But Williams is still here, just two rounds away from matching Margaret Court’s elusive record of 24 major singles titles.
“People always say you’re not to do something at a certain age, but with technology and time, we can kind of make that age a little longer,” she said.
Williams is 0-4 in Slam finals since returning to the tour in early 2018, several months after childbirth. To get a fifth opportunity, she will need to get past Azarenka. Williams, with her formidable serve clicking and a big head-to-head edge, will be the favorite, but she has not played consistently well enough to be the favorite in the tournament. Osaka, who will face the American newcomer Jennifer Brady in the semifinals, deserves that label as long as her hamstring injury does not resurface.
Williams’s victory over Pironkova did not appear to be as draining as some of her previous matches this summer, but it came at a dangerous time. Williams has had a day off between each of her matches at this U.S. Open, but she will not get that luxury for the semifinals.
Recovery will be critical. Her U.S. Open loss in 2016 came in a semifinal without a day of rest.
At least Williams played the early match on Wednesday, starting slowly as Pironkova sliced forehands, punched flat backhands, hit perfectly disguised lob winners and hustled into the corners to extend rallies and sow seeds of doubt in her more accomplished opponent.
“Definitely, I was feeling it a little in my legs,” Williams said. “For whatever reason, an hour in, I get more energy.”

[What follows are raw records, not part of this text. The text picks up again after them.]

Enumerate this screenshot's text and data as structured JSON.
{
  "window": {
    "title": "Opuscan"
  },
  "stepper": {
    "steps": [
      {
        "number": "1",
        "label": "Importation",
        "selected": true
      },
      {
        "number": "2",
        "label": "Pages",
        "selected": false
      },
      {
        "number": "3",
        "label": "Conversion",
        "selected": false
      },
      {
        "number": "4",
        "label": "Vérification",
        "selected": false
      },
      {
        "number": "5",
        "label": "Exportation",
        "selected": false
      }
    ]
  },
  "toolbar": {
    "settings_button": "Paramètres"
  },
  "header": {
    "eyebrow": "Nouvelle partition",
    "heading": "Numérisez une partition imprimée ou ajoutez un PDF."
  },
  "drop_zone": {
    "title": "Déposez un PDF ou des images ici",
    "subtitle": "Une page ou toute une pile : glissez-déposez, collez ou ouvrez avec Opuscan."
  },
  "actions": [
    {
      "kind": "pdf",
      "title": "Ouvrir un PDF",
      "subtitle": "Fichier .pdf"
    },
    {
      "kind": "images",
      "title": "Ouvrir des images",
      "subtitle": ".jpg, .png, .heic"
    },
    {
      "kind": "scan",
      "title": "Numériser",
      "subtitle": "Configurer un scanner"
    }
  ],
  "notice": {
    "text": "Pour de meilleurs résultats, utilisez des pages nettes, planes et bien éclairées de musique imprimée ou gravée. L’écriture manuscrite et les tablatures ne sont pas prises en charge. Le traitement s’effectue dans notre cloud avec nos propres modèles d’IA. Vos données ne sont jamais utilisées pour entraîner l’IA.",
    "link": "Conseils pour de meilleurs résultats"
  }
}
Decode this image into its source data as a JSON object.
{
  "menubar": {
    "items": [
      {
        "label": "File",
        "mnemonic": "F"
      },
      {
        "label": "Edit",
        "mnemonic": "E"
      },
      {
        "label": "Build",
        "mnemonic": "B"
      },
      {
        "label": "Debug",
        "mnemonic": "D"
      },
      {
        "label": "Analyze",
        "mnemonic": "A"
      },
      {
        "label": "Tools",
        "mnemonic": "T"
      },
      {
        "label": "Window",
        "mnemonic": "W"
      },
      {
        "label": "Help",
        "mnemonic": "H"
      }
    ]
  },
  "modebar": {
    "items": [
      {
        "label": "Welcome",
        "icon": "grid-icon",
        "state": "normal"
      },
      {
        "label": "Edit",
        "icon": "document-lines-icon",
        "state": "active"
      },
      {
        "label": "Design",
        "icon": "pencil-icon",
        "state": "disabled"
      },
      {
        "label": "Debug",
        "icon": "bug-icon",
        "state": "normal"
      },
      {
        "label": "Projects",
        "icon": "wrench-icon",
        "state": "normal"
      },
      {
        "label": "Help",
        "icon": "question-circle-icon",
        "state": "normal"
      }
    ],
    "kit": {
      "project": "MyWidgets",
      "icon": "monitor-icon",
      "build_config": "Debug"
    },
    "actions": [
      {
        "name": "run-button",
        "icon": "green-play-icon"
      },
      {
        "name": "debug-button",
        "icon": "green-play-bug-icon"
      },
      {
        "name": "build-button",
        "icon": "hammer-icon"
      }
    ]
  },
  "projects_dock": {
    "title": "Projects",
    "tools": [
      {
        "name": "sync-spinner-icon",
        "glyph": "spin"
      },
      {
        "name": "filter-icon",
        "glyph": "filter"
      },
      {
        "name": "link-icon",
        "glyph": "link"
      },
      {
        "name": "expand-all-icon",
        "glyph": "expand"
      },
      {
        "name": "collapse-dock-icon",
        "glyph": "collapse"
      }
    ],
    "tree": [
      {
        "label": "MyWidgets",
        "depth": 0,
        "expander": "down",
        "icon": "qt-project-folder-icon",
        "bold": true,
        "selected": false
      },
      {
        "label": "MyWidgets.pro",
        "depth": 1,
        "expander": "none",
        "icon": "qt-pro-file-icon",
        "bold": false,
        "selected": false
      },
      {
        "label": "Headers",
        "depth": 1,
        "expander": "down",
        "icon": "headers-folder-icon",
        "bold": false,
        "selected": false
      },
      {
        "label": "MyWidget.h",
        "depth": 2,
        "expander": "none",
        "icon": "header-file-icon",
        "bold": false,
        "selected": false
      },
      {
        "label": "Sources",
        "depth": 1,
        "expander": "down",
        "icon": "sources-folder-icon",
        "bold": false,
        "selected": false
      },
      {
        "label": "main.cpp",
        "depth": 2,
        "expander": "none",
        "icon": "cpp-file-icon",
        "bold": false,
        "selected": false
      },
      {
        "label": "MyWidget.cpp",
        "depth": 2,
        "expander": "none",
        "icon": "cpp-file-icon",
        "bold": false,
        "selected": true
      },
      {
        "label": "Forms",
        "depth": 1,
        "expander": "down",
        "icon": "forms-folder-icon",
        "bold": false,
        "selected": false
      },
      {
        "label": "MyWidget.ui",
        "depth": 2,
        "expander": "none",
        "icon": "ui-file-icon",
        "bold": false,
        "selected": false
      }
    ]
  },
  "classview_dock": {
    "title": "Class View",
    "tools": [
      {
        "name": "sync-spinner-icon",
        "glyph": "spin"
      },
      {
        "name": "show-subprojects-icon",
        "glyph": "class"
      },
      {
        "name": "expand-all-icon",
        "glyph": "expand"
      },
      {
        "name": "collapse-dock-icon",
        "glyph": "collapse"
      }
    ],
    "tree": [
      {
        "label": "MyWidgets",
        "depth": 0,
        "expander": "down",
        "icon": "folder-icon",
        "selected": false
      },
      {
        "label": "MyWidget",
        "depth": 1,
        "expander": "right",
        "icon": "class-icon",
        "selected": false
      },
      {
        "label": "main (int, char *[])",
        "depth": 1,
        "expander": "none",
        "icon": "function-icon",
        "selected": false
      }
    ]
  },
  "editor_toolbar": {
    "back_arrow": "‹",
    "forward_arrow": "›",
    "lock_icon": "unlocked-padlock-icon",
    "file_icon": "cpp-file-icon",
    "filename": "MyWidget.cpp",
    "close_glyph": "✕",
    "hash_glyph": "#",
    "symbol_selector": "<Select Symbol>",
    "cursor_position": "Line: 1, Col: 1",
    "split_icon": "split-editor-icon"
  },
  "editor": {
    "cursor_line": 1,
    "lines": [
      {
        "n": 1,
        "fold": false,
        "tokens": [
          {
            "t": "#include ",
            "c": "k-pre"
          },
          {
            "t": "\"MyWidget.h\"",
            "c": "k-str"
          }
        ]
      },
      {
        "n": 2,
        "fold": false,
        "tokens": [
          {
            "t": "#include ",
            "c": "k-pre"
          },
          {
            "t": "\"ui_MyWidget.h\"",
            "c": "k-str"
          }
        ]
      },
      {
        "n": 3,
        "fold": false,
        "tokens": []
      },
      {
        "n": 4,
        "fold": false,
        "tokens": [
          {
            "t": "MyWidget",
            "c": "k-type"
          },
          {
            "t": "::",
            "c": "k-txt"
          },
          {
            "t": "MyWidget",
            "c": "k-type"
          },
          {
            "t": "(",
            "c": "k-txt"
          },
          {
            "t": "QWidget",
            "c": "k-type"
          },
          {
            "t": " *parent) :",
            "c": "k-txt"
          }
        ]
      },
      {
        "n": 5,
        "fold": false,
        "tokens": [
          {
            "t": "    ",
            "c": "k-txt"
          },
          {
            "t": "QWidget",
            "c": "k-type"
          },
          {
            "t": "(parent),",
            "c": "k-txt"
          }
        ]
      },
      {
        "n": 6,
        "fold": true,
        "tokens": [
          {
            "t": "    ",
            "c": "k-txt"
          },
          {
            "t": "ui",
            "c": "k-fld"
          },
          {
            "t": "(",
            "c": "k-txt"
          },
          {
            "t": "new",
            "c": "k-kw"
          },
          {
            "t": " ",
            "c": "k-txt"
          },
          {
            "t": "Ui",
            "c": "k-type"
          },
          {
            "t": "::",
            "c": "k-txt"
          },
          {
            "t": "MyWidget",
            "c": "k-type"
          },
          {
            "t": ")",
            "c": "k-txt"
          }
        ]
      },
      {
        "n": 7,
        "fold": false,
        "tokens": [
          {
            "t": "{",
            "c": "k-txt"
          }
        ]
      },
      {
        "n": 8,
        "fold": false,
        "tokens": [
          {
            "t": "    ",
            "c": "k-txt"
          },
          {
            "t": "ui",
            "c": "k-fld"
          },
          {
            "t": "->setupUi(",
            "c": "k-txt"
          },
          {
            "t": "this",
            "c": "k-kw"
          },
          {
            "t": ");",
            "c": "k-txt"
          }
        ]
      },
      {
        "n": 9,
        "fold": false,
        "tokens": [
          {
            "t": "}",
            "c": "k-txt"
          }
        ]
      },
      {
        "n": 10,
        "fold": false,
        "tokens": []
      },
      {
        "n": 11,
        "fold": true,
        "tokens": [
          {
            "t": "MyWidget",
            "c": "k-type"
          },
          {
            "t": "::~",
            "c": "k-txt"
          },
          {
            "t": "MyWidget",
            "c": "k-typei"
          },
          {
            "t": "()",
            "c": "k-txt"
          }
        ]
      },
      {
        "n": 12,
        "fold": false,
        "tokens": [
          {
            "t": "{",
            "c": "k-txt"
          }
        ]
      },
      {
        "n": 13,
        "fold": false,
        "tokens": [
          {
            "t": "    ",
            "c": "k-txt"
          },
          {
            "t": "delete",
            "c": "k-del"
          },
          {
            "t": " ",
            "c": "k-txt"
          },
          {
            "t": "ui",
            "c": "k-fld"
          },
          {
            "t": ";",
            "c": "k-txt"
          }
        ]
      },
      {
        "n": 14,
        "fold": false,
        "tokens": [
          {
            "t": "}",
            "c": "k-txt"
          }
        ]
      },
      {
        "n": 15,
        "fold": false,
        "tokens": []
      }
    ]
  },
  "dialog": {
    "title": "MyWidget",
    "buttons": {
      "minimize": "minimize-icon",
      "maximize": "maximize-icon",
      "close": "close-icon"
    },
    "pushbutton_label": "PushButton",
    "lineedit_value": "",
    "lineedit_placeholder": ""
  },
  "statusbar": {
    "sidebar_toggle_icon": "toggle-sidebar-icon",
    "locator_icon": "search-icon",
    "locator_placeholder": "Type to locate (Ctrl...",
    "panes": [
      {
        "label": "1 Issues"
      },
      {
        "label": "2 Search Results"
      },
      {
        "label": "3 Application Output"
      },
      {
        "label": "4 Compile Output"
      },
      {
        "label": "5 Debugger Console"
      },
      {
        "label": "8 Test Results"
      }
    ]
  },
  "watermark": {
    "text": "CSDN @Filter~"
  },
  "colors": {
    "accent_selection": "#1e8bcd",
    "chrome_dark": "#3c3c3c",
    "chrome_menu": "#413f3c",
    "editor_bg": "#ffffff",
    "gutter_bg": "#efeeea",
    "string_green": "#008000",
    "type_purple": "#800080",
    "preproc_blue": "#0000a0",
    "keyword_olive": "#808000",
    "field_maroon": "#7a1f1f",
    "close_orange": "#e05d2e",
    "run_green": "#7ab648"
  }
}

But Williams, even without the same range or aura she has had in previous years, remains a supreme competitor and unmatched server. She smacked 20 aces on Wednesday, but she also got gritty and countered Pironkova’s unorthodox methods with some of her own. After getting bamboozled by Pironkova’s hard-to-read serve, Williams was twice forced to return with her non-dominant left hand, and twice won the point.